**EXTRACTED MATERIAL**
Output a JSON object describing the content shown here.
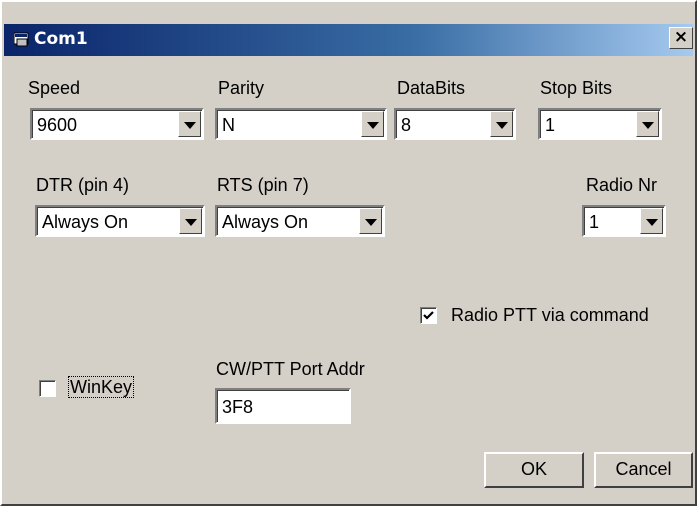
{
  "window": {
    "title": "Com1",
    "title_icon": "window-app-icon",
    "close_label": "×",
    "colors": {
      "face": "#d4d0c8",
      "title_start": "#0a246a",
      "title_end": "#a6caf0"
    }
  },
  "serial": {
    "speed": {
      "label": "Speed",
      "value": "9600"
    },
    "parity": {
      "label": "Parity",
      "value": "N"
    },
    "databits": {
      "label": "DataBits",
      "value": "8"
    },
    "stopbits": {
      "label": "Stop Bits",
      "value": "1"
    }
  },
  "lines": {
    "dtr": {
      "label": "DTR (pin 4)",
      "value": "Always On"
    },
    "rts": {
      "label": "RTS (pin 7)",
      "value": "Always On"
    }
  },
  "radio": {
    "nr_label": "Radio Nr",
    "nr_value": "1",
    "ptt_via_command": {
      "label": "Radio PTT via command",
      "checked": true
    }
  },
  "winkey": {
    "label": "WinKey",
    "checked": false
  },
  "cwptt": {
    "label": "CW/PTT Port Addr",
    "value": "3F8"
  },
  "buttons": {
    "ok": "OK",
    "cancel": "Cancel"
  }
}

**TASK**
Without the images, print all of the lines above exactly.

**PROBLEM SOLUTION**
Output a JSON object describing the content shown here.
{
  "window": {
    "title": "Com1",
    "title_icon": "window-app-icon",
    "close_label": "×",
    "colors": {
      "face": "#d4d0c8",
      "title_start": "#0a246a",
      "title_end": "#a6caf0"
    }
  },
  "serial": {
    "speed": {
      "label": "Speed",
      "value": "9600"
    },
    "parity": {
      "label": "Parity",
      "value": "N"
    },
    "databits": {
      "label": "DataBits",
      "value": "8"
    },
    "stopbits": {
      "label": "Stop Bits",
      "value": "1"
    }
  },
  "lines": {
    "dtr": {
      "label": "DTR (pin 4)",
      "value": "Always On"
    },
    "rts": {
      "label": "RTS (pin 7)",
      "value": "Always On"
    }
  },
  "radio": {
    "nr_label": "Radio Nr",
    "nr_value": "1",
    "ptt_via_command": {
      "label": "Radio PTT via command",
      "checked": true
    }
  },
  "winkey": {
    "label": "WinKey",
    "checked": false
  },
  "cwptt": {
    "label": "CW/PTT Port Addr",
    "value": "3F8"
  },
  "buttons": {
    "ok": "OK",
    "cancel": "Cancel"
  }
}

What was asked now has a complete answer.